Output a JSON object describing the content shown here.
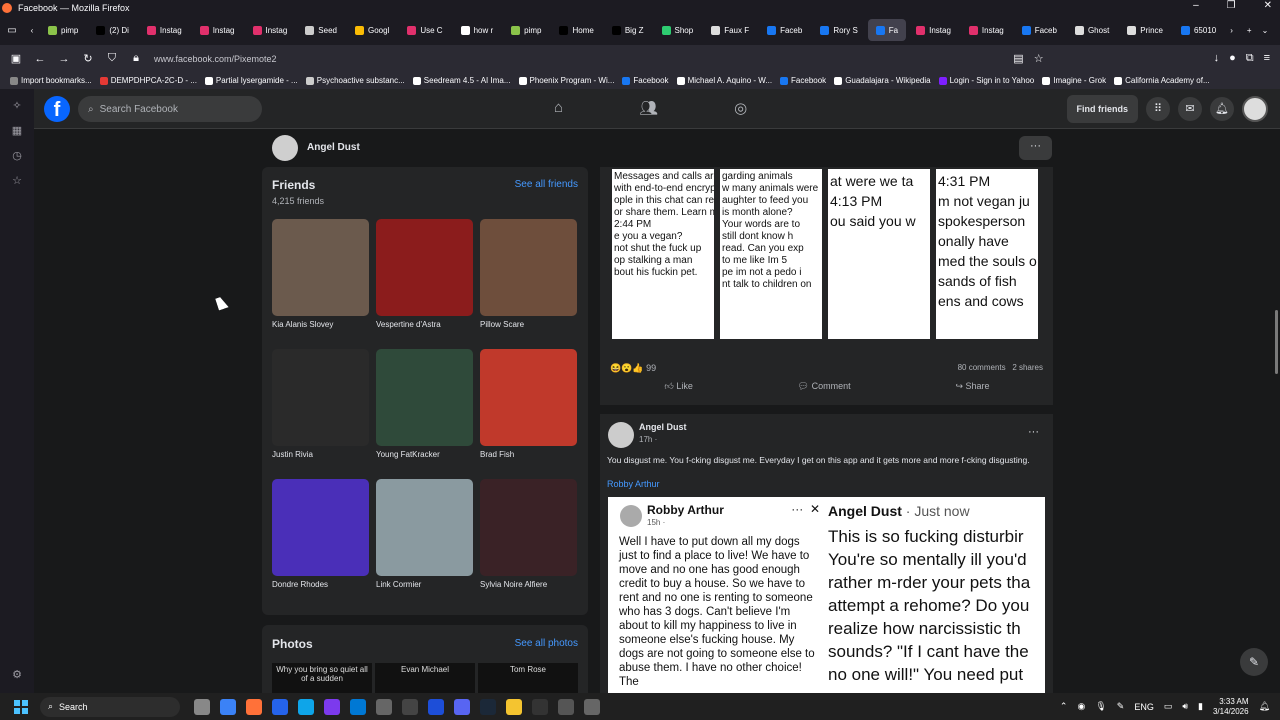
{
  "window": {
    "title": "Facebook — Mozilla Firefox"
  },
  "tabs": [
    {
      "label": "pimp",
      "color": "#8bc34a"
    },
    {
      "label": "(2) Di",
      "color": "#000000"
    },
    {
      "label": "Instag",
      "color": "#e1306c"
    },
    {
      "label": "Instag",
      "color": "#e1306c"
    },
    {
      "label": "Instag",
      "color": "#e1306c"
    },
    {
      "label": "Seed",
      "color": "#cccccc"
    },
    {
      "label": "Googl",
      "color": "#fbbc05"
    },
    {
      "label": "Use C",
      "color": "#e1306c"
    },
    {
      "label": "how r",
      "color": "#ffffff"
    },
    {
      "label": "pimp",
      "color": "#8bc34a"
    },
    {
      "label": "Home",
      "color": "#000000"
    },
    {
      "label": "Big Z",
      "color": "#000000"
    },
    {
      "label": "Shop",
      "color": "#2ecc71"
    },
    {
      "label": "Faux F",
      "color": "#dddddd"
    },
    {
      "label": "Faceb",
      "color": "#1877f2"
    },
    {
      "label": "Rory S",
      "color": "#1877f2"
    },
    {
      "label": "Fa",
      "color": "#1877f2",
      "active": true
    },
    {
      "label": "Instag",
      "color": "#e1306c"
    },
    {
      "label": "Instag",
      "color": "#e1306c"
    },
    {
      "label": "Faceb",
      "color": "#1877f2"
    },
    {
      "label": "Ghost",
      "color": "#dddddd"
    },
    {
      "label": "Prince",
      "color": "#dddddd"
    },
    {
      "label": "65010",
      "color": "#1877f2"
    }
  ],
  "url": "www.facebook.com/Pixemote2",
  "bookmarks": [
    {
      "label": "Import bookmarks...",
      "color": "#888888"
    },
    {
      "label": "DEMPDHPCA-2C-D - ...",
      "color": "#e53935"
    },
    {
      "label": "Partial lysergamide - ...",
      "color": "#ffffff"
    },
    {
      "label": "Psychoactive substanc...",
      "color": "#cccccc"
    },
    {
      "label": "Seedream 4.5 - AI Ima...",
      "color": "#ffffff"
    },
    {
      "label": "Phoenix Program - Wi...",
      "color": "#ffffff"
    },
    {
      "label": "Facebook",
      "color": "#1877f2"
    },
    {
      "label": "Michael A. Aquino - W...",
      "color": "#ffffff"
    },
    {
      "label": "Facebook",
      "color": "#1877f2"
    },
    {
      "label": "Guadalajara - Wikipedia",
      "color": "#ffffff"
    },
    {
      "label": "Login - Sign in to Yahoo",
      "color": "#7e1fff"
    },
    {
      "label": "Imagine - Grok",
      "color": "#ffffff"
    },
    {
      "label": "California Academy of...",
      "color": "#ffffff"
    }
  ],
  "fb": {
    "search_placeholder": "Search Facebook",
    "find_friends": "Find friends",
    "profile_name": "Angel Dust"
  },
  "friends": {
    "title": "Friends",
    "count": "4,215 friends",
    "see_all": "See all friends",
    "items": [
      {
        "name": "Kia Alanis Slovey",
        "color": "#6b5a4d"
      },
      {
        "name": "Vespertine d'Astra",
        "color": "#8b1c1c"
      },
      {
        "name": "Pillow Scare",
        "color": "#6e4e3c"
      },
      {
        "name": "Justin Rivia",
        "color": "#2a2a2a"
      },
      {
        "name": "Young FatKracker",
        "color": "#2f4a3a"
      },
      {
        "name": "Brad Fish",
        "color": "#c0392b"
      },
      {
        "name": "Dondre Rhodes",
        "color": "#4a2fb8"
      },
      {
        "name": "Link Cormier",
        "color": "#8a9aa0"
      },
      {
        "name": "Sylvia Noire Alfiere",
        "color": "#3a2226"
      }
    ]
  },
  "photos": {
    "title": "Photos",
    "see_all": "See all photos",
    "thumbs": [
      "Why you bring so quiet all of a sudden",
      "Evan Michael",
      "Tom Rose"
    ]
  },
  "post1": {
    "collage": [
      {
        "lines": [
          "Messages and calls are se",
          "with end-to-end encryption.",
          "ople in this chat can read,",
          "or share them. Learn mo",
          "2:44 PM",
          "e you a vegan?",
          "not shut the fuck up",
          "op stalking a man",
          "bout his fuckin pet."
        ]
      },
      {
        "lines": [
          "garding animals",
          "w many animals were",
          "aughter to feed you",
          "is month alone?",
          "Your words are to",
          "still dont know h",
          "read. Can you exp",
          "to me like Im 5",
          "pe im not a pedo i",
          "nt talk to children on"
        ]
      },
      {
        "lines": [
          "at were we ta",
          "4:13 PM",
          "ou said you w"
        ]
      },
      {
        "lines": [
          "4:31 PM",
          "m not vegan ju",
          "spokesperson",
          "onally have",
          "med the souls o",
          "sands of fish",
          "ens and cows"
        ]
      }
    ],
    "reaction_count": "99",
    "comments": "80 comments",
    "shares": "2 shares",
    "like": "Like",
    "comment": "Comment",
    "share": "Share"
  },
  "post2": {
    "author": "Angel Dust",
    "time": "17h ·",
    "text": "You disgust me. You f-cking disgust me. Everyday I get on this app and it gets more and more f-cking disgusting.",
    "tag": "Robby Arthur",
    "screenshot": {
      "left_name": "Robby Arthur",
      "left_time": "15h ·",
      "left_body": "Well I have to put down all my dogs just to find a place to live! We have to move and no one has good enough credit to buy a house. So we have to rent and no one is renting to someone who has 3 dogs. Can't believe I'm about to kill my happiness to live in someone else's fucking house. My dogs are not going to someone else to abuse them. I have no other choice! The",
      "right_name": "Angel Dust",
      "right_time": "· Just now",
      "right_lines": [
        "This is so fucking disturbir",
        "You're so mentally ill you'd",
        "rather m-rder your pets tha",
        "attempt a rehome? Do you",
        "realize how narcissistic th",
        "sounds? \"If I cant have the",
        "no one will!\" You need put"
      ]
    }
  },
  "taskbar": {
    "search": "Search",
    "lang": "ENG",
    "time": "3:33 AM",
    "date": "3/14/2026"
  }
}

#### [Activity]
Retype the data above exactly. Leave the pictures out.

#### [Result of this exercise]
Output a JSON object describing the content shown here.
{
  "window": {
    "title": "Facebook — Mozilla Firefox"
  },
  "tabs": [
    {
      "label": "pimp",
      "color": "#8bc34a"
    },
    {
      "label": "(2) Di",
      "color": "#000000"
    },
    {
      "label": "Instag",
      "color": "#e1306c"
    },
    {
      "label": "Instag",
      "color": "#e1306c"
    },
    {
      "label": "Instag",
      "color": "#e1306c"
    },
    {
      "label": "Seed",
      "color": "#cccccc"
    },
    {
      "label": "Googl",
      "color": "#fbbc05"
    },
    {
      "label": "Use C",
      "color": "#e1306c"
    },
    {
      "label": "how r",
      "color": "#ffffff"
    },
    {
      "label": "pimp",
      "color": "#8bc34a"
    },
    {
      "label": "Home",
      "color": "#000000"
    },
    {
      "label": "Big Z",
      "color": "#000000"
    },
    {
      "label": "Shop",
      "color": "#2ecc71"
    },
    {
      "label": "Faux F",
      "color": "#dddddd"
    },
    {
      "label": "Faceb",
      "color": "#1877f2"
    },
    {
      "label": "Rory S",
      "color": "#1877f2"
    },
    {
      "label": "Fa",
      "color": "#1877f2",
      "active": true
    },
    {
      "label": "Instag",
      "color": "#e1306c"
    },
    {
      "label": "Instag",
      "color": "#e1306c"
    },
    {
      "label": "Faceb",
      "color": "#1877f2"
    },
    {
      "label": "Ghost",
      "color": "#dddddd"
    },
    {
      "label": "Prince",
      "color": "#dddddd"
    },
    {
      "label": "65010",
      "color": "#1877f2"
    }
  ],
  "url": "www.facebook.com/Pixemote2",
  "bookmarks": [
    {
      "label": "Import bookmarks...",
      "color": "#888888"
    },
    {
      "label": "DEMPDHPCA-2C-D - ...",
      "color": "#e53935"
    },
    {
      "label": "Partial lysergamide - ...",
      "color": "#ffffff"
    },
    {
      "label": "Psychoactive substanc...",
      "color": "#cccccc"
    },
    {
      "label": "Seedream 4.5 - AI Ima...",
      "color": "#ffffff"
    },
    {
      "label": "Phoenix Program - Wi...",
      "color": "#ffffff"
    },
    {
      "label": "Facebook",
      "color": "#1877f2"
    },
    {
      "label": "Michael A. Aquino - W...",
      "color": "#ffffff"
    },
    {
      "label": "Facebook",
      "color": "#1877f2"
    },
    {
      "label": "Guadalajara - Wikipedia",
      "color": "#ffffff"
    },
    {
      "label": "Login - Sign in to Yahoo",
      "color": "#7e1fff"
    },
    {
      "label": "Imagine - Grok",
      "color": "#ffffff"
    },
    {
      "label": "California Academy of...",
      "color": "#ffffff"
    }
  ],
  "fb": {
    "search_placeholder": "Search Facebook",
    "find_friends": "Find friends",
    "profile_name": "Angel Dust"
  },
  "friends": {
    "title": "Friends",
    "count": "4,215 friends",
    "see_all": "See all friends",
    "items": [
      {
        "name": "Kia Alanis Slovey",
        "color": "#6b5a4d"
      },
      {
        "name": "Vespertine d'Astra",
        "color": "#8b1c1c"
      },
      {
        "name": "Pillow Scare",
        "color": "#6e4e3c"
      },
      {
        "name": "Justin Rivia",
        "color": "#2a2a2a"
      },
      {
        "name": "Young FatKracker",
        "color": "#2f4a3a"
      },
      {
        "name": "Brad Fish",
        "color": "#c0392b"
      },
      {
        "name": "Dondre Rhodes",
        "color": "#4a2fb8"
      },
      {
        "name": "Link Cormier",
        "color": "#8a9aa0"
      },
      {
        "name": "Sylvia Noire Alfiere",
        "color": "#3a2226"
      }
    ]
  },
  "photos": {
    "title": "Photos",
    "see_all": "See all photos",
    "thumbs": [
      "Why you bring so quiet all of a sudden",
      "Evan Michael",
      "Tom Rose"
    ]
  },
  "post1": {
    "collage": [
      {
        "lines": [
          "Messages and calls are se",
          "with end-to-end encryption.",
          "ople in this chat can read,",
          "or share them. Learn mo",
          "2:44 PM",
          "e you a vegan?",
          "not shut the fuck up",
          "op stalking a man",
          "bout his fuckin pet."
        ]
      },
      {
        "lines": [
          "garding animals",
          "w many animals were",
          "aughter to feed you",
          "is month alone?",
          "Your words are to",
          "still dont know h",
          "read. Can you exp",
          "to me like Im 5",
          "pe im not a pedo i",
          "nt talk to children on"
        ]
      },
      {
        "lines": [
          "at were we ta",
          "4:13 PM",
          "ou said you w"
        ]
      },
      {
        "lines": [
          "4:31 PM",
          "m not vegan ju",
          "spokesperson",
          "onally have",
          "med the souls o",
          "sands of fish",
          "ens and cows"
        ]
      }
    ],
    "reaction_count": "99",
    "comments": "80 comments",
    "shares": "2 shares",
    "like": "Like",
    "comment": "Comment",
    "share": "Share"
  },
  "post2": {
    "author": "Angel Dust",
    "time": "17h ·",
    "text": "You disgust me. You f-cking disgust me. Everyday I get on this app and it gets more and more f-cking disgusting.",
    "tag": "Robby Arthur",
    "screenshot": {
      "left_name": "Robby Arthur",
      "left_time": "15h ·",
      "left_body": "Well I have to put down all my dogs just to find a place to live! We have to move and no one has good enough credit to buy a house. So we have to rent and no one is renting to someone who has 3 dogs. Can't believe I'm about to kill my happiness to live in someone else's fucking house. My dogs are not going to someone else to abuse them. I have no other choice! The",
      "right_name": "Angel Dust",
      "right_time": "· Just now",
      "right_lines": [
        "This is so fucking disturbir",
        "You're so mentally ill you'd",
        "rather m-rder your pets tha",
        "attempt a rehome? Do you",
        "realize how narcissistic th",
        "sounds? \"If I cant have the",
        "no one will!\" You need put"
      ]
    }
  },
  "taskbar": {
    "search": "Search",
    "lang": "ENG",
    "time": "3:33 AM",
    "date": "3/14/2026"
  }
}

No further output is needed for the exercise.